India is home to a diverse number of indigenous equine breeds. From the gorgeous Marwari to the hardworking Manipuri Pony, these unique Indian horse breeds make great partners for both work and play.


Featured Image Credit: Olesya Nakipova, Shutterstock

Oliver Jones

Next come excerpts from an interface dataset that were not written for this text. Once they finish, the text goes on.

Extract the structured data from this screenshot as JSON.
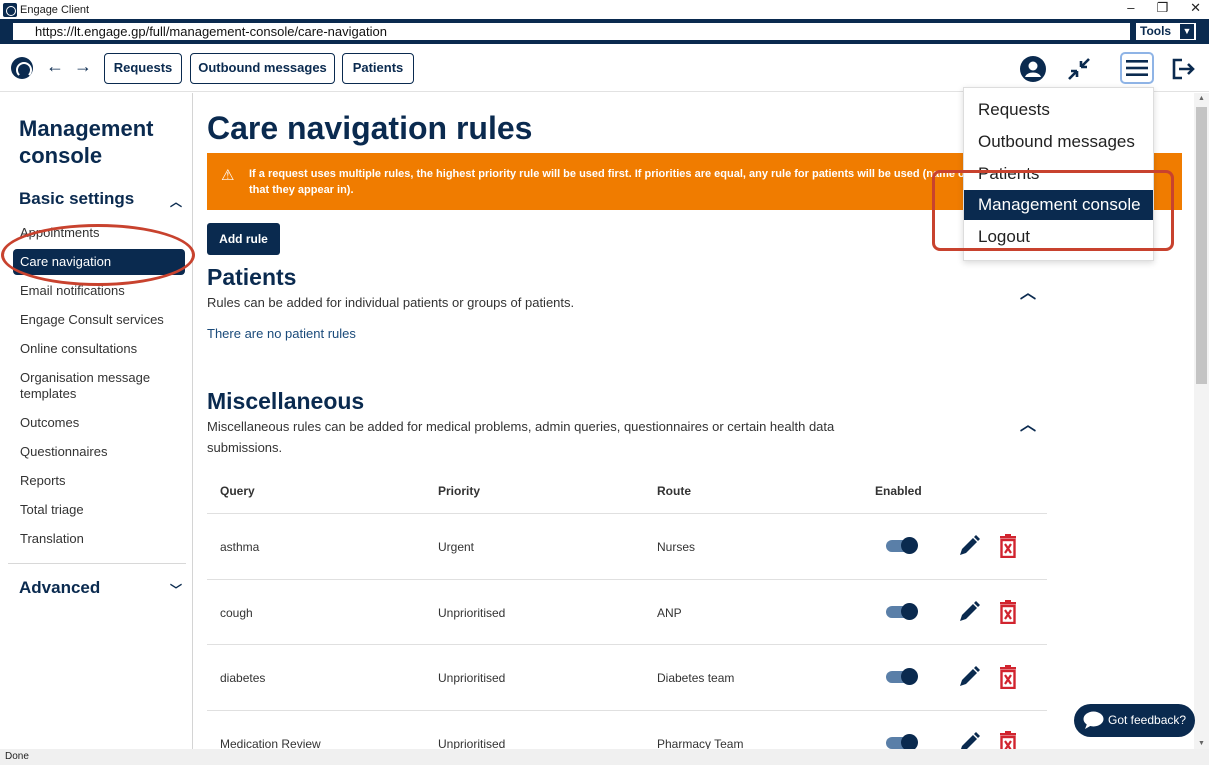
{
  "window": {
    "title": "Engage Client",
    "controls": [
      "–",
      "❐",
      "✕"
    ]
  },
  "address": {
    "url": "https://lt.engage.gp/full/management-console/care-navigation",
    "tools_label": "Tools"
  },
  "toolbar": {
    "requests": "Requests",
    "outbound": "Outbound messages",
    "patients": "Patients"
  },
  "sidebar": {
    "title": "Management console",
    "basic_settings": "Basic settings",
    "items": [
      "Appointments",
      "Care navigation",
      "Email notifications",
      "Engage Consult services",
      "Online consultations",
      "Organisation message templates",
      "Outcomes",
      "Questionnaires",
      "Reports",
      "Total triage",
      "Translation"
    ],
    "advanced": "Advanced"
  },
  "main": {
    "title": "Care navigation rules",
    "banner": "If a request uses multiple rules, the highest priority rule will be used first. If priorities are equal, any rule for patients will be used (name of patient group that they appear in).",
    "add_rule": "Add rule",
    "patients": {
      "heading": "Patients",
      "description": "Rules can be added for individual patients or groups of patients.",
      "empty": "There are no patient rules"
    },
    "misc": {
      "heading": "Miscellaneous",
      "description": "Miscellaneous rules can be added for medical problems, admin queries, questionnaires or certain health data submissions."
    },
    "table": {
      "headers": [
        "Query",
        "Priority",
        "Route",
        "Enabled"
      ],
      "rows": [
        {
          "query": "asthma",
          "priority": "Urgent",
          "route": "Nurses"
        },
        {
          "query": "cough",
          "priority": "Unprioritised",
          "route": "ANP"
        },
        {
          "query": "diabetes",
          "priority": "Unprioritised",
          "route": "Diabetes team"
        },
        {
          "query": "Medication Review",
          "priority": "Unprioritised",
          "route": "Pharmacy Team"
        }
      ]
    }
  },
  "dropdown": {
    "items": [
      "Requests",
      "Outbound messages",
      "Patients",
      "Management console",
      "Logout"
    ],
    "active_index": 3
  },
  "feedback": "Got feedback?",
  "status": "Done",
  "colors": {
    "brand": "#0a2a4f",
    "warning": "#f07c00",
    "delete": "#d1242f",
    "annotation": "#c8422e"
  }
}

Oliver (Ollie) Jones - A zoologist and freelance writer living in South Australia with his partner Alex, their dog Pepper, and their cat Steve (who declined to be pictured). Ollie, originally from the USA, holds his master's degree in wildlife biology and moved to Australia to pursue his career and passion but has found a new love for working online and writing about animals of all types.